American International Group Inc. retreated 2 percent to $33.30. The U.S. Treasury is offering to sell $18 billion of shares in a transaction that may cut taxpayers’ stake in the firm to below 50 percent for the first time since its 2008 bailout. The insurer plans to buy back as much as $5 billion of the shares and Citigroup Inc., Deutsche Bank AG, Goldman Sachs Group Inc. and JPMorgan Chase & Co. are managing the sale, the Treasury said yesterday in a statement.
Titan Machinery Inc. plunged 23 percent to $19.41. The owner of agricultural and equipment stores reduced its forecast for 2012 earnings. It estimates profit to be no more than $2.30 a share, compared with an earlier prediction of at least $2.55 a share. The company also reported second-quarter earnings of 25 cents a share, missing the average analyst estimate of 43 cents.
Plains Exploration & Production Co. sank 11 percent to $36.09. The oil company said it agreed to buy BP Plc’s interests in certain deepwater Gulf of Mexico oil and natural-gas assets for $5.55 billion. The assets have production equivalent to 59,500 barrels of oil a day.

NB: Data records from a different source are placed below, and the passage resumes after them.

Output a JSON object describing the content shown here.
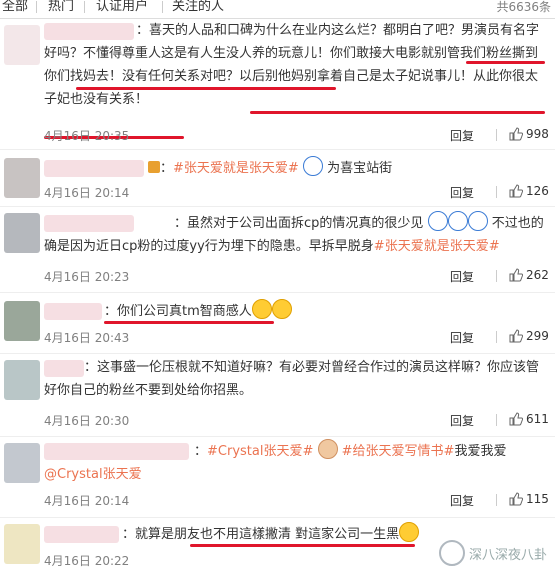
{
  "tabs": [
    "全部",
    "热门",
    "认证用户",
    "关注的人"
  ],
  "total_label": "共6636条",
  "comments": [
    {
      "text": "：喜天的人品和口碑为什么在业内这么烂？都明白了吧？男演员有名字好吗？不懂得尊重人这是有人生没人养的玩意儿！你们敢接大电影就别管我们粉丝撕到你们找妈去！没有任何关系对吧？以后别他妈别拿着自己是太子妃说事儿！从此你很太子妃也没有关系！",
      "date": "4月16日 20:35",
      "reply": "回复",
      "likes": "998"
    },
    {
      "text_a": "：",
      "topic": "#张天爱就是张天爱#",
      "text_b": "为喜宝站街",
      "date": "4月16日 20:14",
      "reply": "回复",
      "likes": "126"
    },
    {
      "text_a": "：虽然对于公司出面拆cp的情况真的很少见",
      "text_b": "不过也的确是因为近日cp粉的过度yy行为埋下的隐患。早拆早脱身",
      "topic": "#张天爱就是张天爱#",
      "date": "4月16日 20:23",
      "reply": "回复",
      "likes": "262"
    },
    {
      "text": "：你们公司真tm智商感人",
      "date": "4月16日 20:43",
      "reply": "回复",
      "likes": "299"
    },
    {
      "text": "：这事盛一伦压根就不知道好嘛？有必要对曾经合作过的演员这样嘛？你应该管好你自己的粉丝不要到处给你招黑。",
      "date": "4月16日 20:30",
      "reply": "回复",
      "likes": "611"
    },
    {
      "text_a": "：",
      "topic1": "#Crystal张天爱#",
      "topic2": "#给张天爱写情书#",
      "text_b": "我爱我爱",
      "mention": "@Crystal张天爱",
      "date": "4月16日 20:14",
      "reply": "回复",
      "likes": "115"
    },
    {
      "text": "：就算是朋友也不用這樣撇清 對這家公司一生黑",
      "date": "4月16日 20:22",
      "reply": "回复",
      "likes": ""
    }
  ],
  "watermark": "深八深夜八卦",
  "colors": {
    "topic": "#eb7350",
    "underline": "#e0152b",
    "meta": "#808080"
  }
}
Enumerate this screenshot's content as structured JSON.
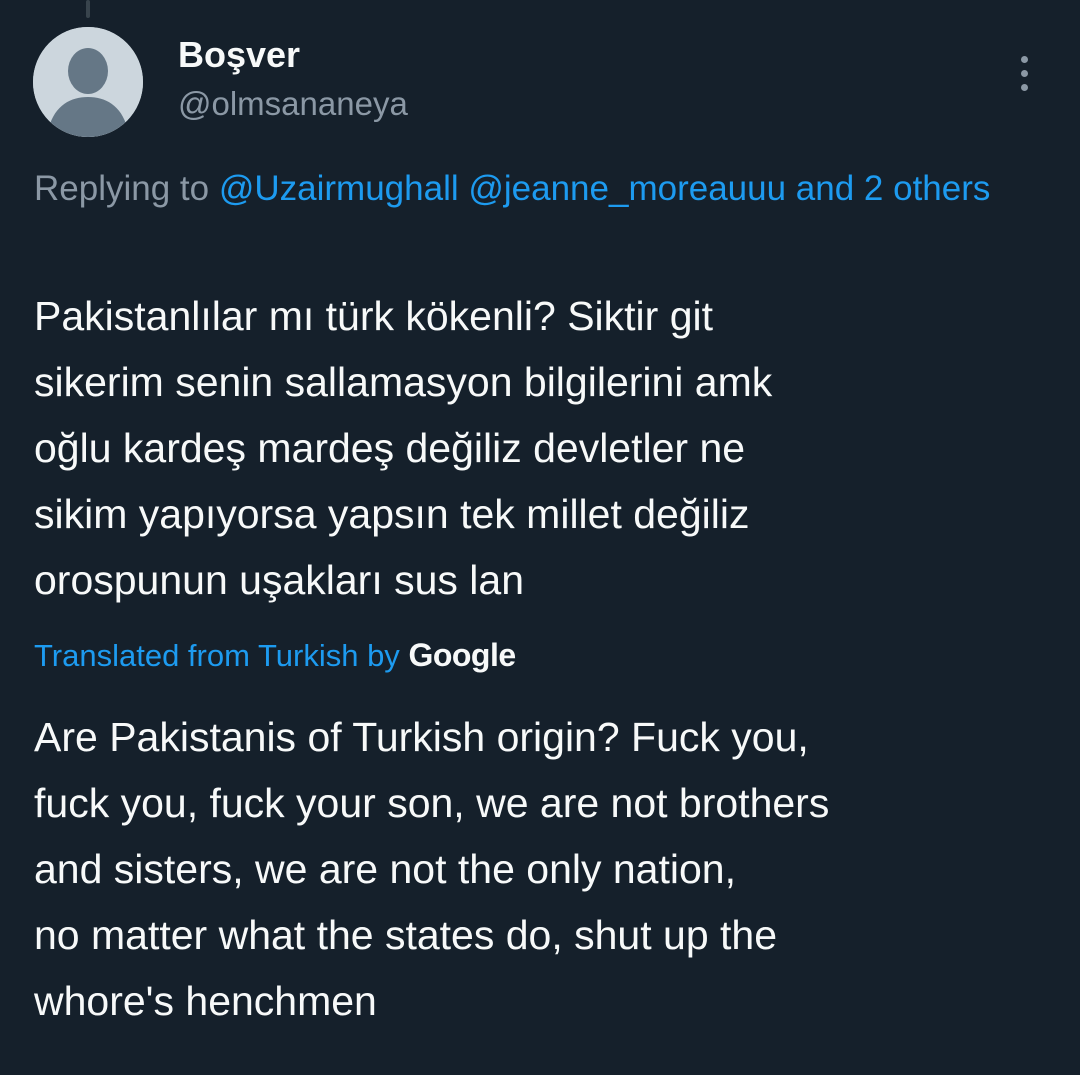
{
  "tweet": {
    "author": {
      "display_name": "Boşver",
      "handle": "@olmsananeya",
      "avatar_icon": "default-profile-icon"
    },
    "more_icon": "more-vertical-icon",
    "reply": {
      "prefix": "Replying to",
      "mentions": [
        "@Uzairmughall",
        "@jeanne_moreauuu"
      ],
      "suffix": "and 2 others"
    },
    "text": "Pakistanlılar mı türk kökenli? Siktir git\nsikerim senin sallamasyon bilgilerini amk\noğlu kardeş mardeş değiliz devletler ne\nsikim yapıyorsa yapsın tek millet değiliz\norospunun uşakları sus lan",
    "translation": {
      "label": "Translated from Turkish by",
      "provider": "Google",
      "text": "Are Pakistanis of Turkish origin? Fuck you,\nfuck you, fuck your son, we are not brothers\nand sisters, we are not the only nation,\nno matter what the states do, shut up the\nwhore's henchmen"
    }
  },
  "colors": {
    "background": "#15202b",
    "primary_text": "#f7f9f9",
    "secondary_text": "#8b98a5",
    "link": "#1d9bf0"
  }
}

Michael Kors Holdings Ltd. declined 4.5 percent to $53.50. The high-fashion retailer said last week after markets closed that some of its investors will sell 20 million shares in a so-called secondary sale.
Telephone stocks posted the only gain among 10 S&P 500 group. Verizon Communications Inc. added 0.8 percent to $44.06.

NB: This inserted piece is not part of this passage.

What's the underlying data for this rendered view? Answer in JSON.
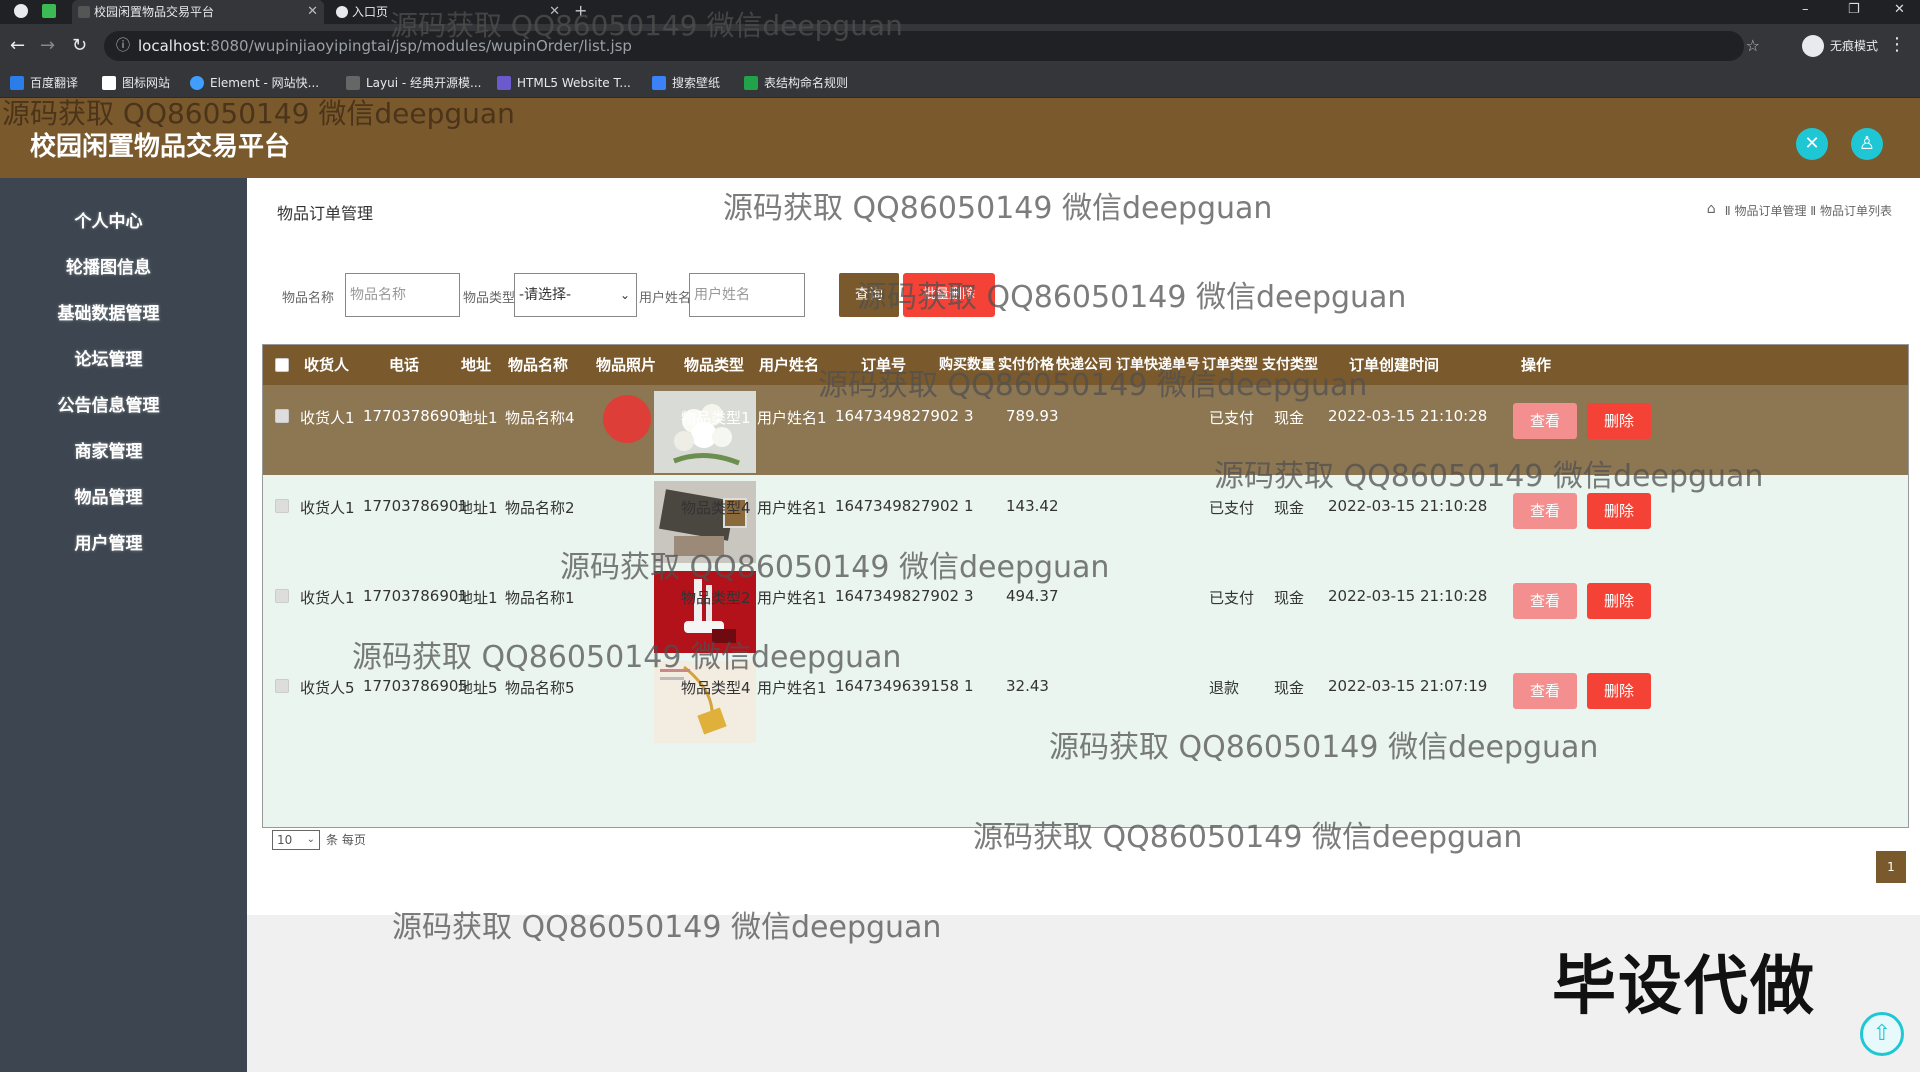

Sprint Nextel Corp., the third-largest U.S. wireless carrier, rose 2.4 percent to $5.15. Mike McCormack, a Nomura analyst in New York, raised his recommendation on Sprint to buy from neutral in a report today, citing cost savings from the company’s network-improvement plan. He now expects Sprint’s shares to reach $7 over the next 12 months, up from a previous target of $2.50.
Hewlett-Packard Co. jumped 0.8 percent to $17.43. The world’s largest personal-computer maker expanded the total job cuts under its reorganization plan announced in May to 29,000, more than it had originally disclosed.
The S&P 500 will surge through the end of 2013 to a record 1,615 as an improvement in capital investment and industrial production boost earnings, Citigroup Inc. strategists led by Tobias Levkovich wrote in a report dated Sept. 7. Gamco Investors Inc.’s Howard Ward also said U.S. stocks may rally to record highs in the next four months as consumers increase spending and help drive up corporate earnings.
“The key message to investors is get in stocks,” Ward, a fund manager who helps oversee $35.6 billion at Gamco in Rye, New York, said in a television interview on “Bloomberg Surveillance” with Tom Keene and Sara Eisen. “It’s not too late. If we can avoid a fiscal cliff-driven, recession-type of hit, we’re going to have a new high in stocks in the next three to four months.”
A deal by U.S. lawmakers to head off automatic tax increases and spending cuts at the start of next year may be “messy” and could hurt stocks, Goldman Sachs Group Inc.’s chief U.S. equity strategist David Kostin said. The automatic spending cuts totaling about $1.2 trillion would be carried out beginning Jan. 2 unless lawmakers reach a deal to cancel or modify them.
The so-called fiscal cliff “is unlikely to be resolved in a smooth fashion, and probably will be resolved in a messy way,” Kostin said today at a conference in San Diego sponsored by the Insured Retirement Institute.